:: Work instructions ::
Take each line below that has "value" and copy it.

:: Provided records ::
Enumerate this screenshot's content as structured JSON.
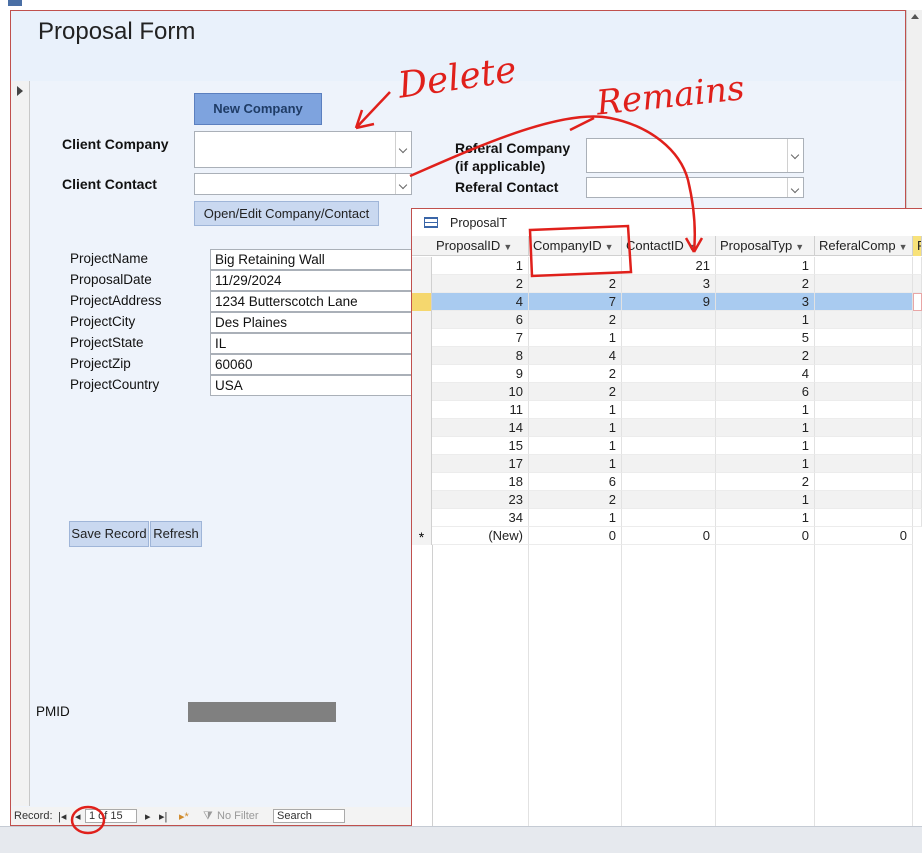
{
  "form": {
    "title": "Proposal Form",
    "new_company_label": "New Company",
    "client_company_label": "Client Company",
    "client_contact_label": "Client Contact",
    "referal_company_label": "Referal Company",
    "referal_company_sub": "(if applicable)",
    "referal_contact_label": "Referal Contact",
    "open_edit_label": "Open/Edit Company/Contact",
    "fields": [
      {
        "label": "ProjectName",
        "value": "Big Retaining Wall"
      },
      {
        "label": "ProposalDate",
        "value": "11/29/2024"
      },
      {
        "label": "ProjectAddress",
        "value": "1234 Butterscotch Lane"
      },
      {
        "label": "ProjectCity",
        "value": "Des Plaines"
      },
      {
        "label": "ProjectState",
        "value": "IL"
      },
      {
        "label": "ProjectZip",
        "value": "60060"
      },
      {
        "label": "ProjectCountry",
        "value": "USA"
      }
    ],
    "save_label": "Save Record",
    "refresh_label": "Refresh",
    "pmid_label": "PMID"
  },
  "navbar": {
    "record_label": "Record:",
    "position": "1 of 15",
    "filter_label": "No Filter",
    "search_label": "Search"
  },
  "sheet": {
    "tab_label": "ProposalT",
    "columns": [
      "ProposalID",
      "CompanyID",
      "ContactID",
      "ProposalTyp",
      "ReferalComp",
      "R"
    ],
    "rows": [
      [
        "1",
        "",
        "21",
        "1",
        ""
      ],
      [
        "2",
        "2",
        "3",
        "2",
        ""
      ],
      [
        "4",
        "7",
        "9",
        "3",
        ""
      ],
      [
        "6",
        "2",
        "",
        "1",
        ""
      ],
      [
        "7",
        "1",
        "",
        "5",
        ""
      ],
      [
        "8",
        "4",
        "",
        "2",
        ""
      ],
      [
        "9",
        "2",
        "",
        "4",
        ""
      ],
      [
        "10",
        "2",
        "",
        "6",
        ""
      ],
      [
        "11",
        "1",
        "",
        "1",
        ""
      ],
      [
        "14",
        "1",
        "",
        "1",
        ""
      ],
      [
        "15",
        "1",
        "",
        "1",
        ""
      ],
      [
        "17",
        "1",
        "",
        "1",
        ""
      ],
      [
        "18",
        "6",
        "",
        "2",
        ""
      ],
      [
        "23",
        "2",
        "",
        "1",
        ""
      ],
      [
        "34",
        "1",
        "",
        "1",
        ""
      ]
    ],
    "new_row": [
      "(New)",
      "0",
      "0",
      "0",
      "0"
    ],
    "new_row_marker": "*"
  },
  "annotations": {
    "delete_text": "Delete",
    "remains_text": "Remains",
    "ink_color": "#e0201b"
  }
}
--
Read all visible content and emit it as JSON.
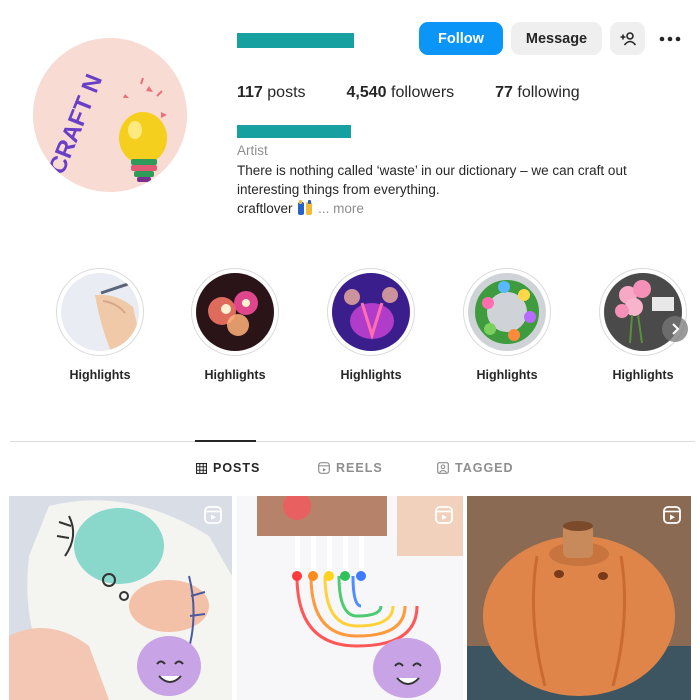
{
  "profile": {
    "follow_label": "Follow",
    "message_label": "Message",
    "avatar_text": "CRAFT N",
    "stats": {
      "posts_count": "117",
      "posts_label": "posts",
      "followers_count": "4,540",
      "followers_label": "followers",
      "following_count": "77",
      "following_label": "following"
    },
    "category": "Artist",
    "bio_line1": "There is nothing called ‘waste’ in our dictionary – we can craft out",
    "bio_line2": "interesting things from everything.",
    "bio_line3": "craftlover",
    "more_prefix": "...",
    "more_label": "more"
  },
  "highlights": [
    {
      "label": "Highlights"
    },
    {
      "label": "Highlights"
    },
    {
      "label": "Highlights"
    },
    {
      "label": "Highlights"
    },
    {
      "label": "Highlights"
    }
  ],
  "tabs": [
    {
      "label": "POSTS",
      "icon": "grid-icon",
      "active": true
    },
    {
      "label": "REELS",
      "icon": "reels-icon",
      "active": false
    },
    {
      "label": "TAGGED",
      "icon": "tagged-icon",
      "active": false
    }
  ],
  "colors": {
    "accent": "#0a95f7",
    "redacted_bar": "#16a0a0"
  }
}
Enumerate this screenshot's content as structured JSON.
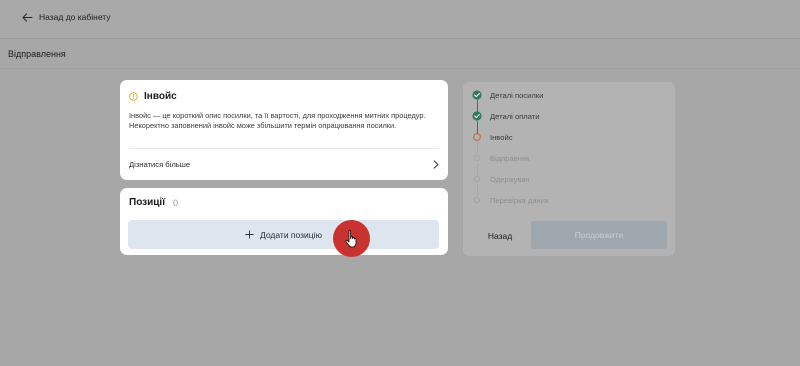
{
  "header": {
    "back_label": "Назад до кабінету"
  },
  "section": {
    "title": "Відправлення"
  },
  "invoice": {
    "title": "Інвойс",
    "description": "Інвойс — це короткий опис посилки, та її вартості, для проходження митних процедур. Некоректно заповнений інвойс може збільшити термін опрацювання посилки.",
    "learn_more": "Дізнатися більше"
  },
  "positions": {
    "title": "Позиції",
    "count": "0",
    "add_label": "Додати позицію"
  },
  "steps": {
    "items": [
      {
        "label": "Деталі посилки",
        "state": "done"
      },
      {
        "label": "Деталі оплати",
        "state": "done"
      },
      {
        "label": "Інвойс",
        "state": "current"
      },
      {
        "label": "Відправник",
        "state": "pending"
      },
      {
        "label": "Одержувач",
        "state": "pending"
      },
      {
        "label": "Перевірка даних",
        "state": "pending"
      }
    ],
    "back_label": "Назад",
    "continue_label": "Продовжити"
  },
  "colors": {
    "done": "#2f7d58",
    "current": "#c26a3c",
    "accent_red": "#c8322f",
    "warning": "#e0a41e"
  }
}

:: Exercise response ::
        "value": "Big Retaining Wall"
        "value": "11/29/2024"
        "value": "1234 Butterscotch Lane"
        "value": "Des Plaines"
        "value": "IL"
        "value": "60060"
        "value": "USA"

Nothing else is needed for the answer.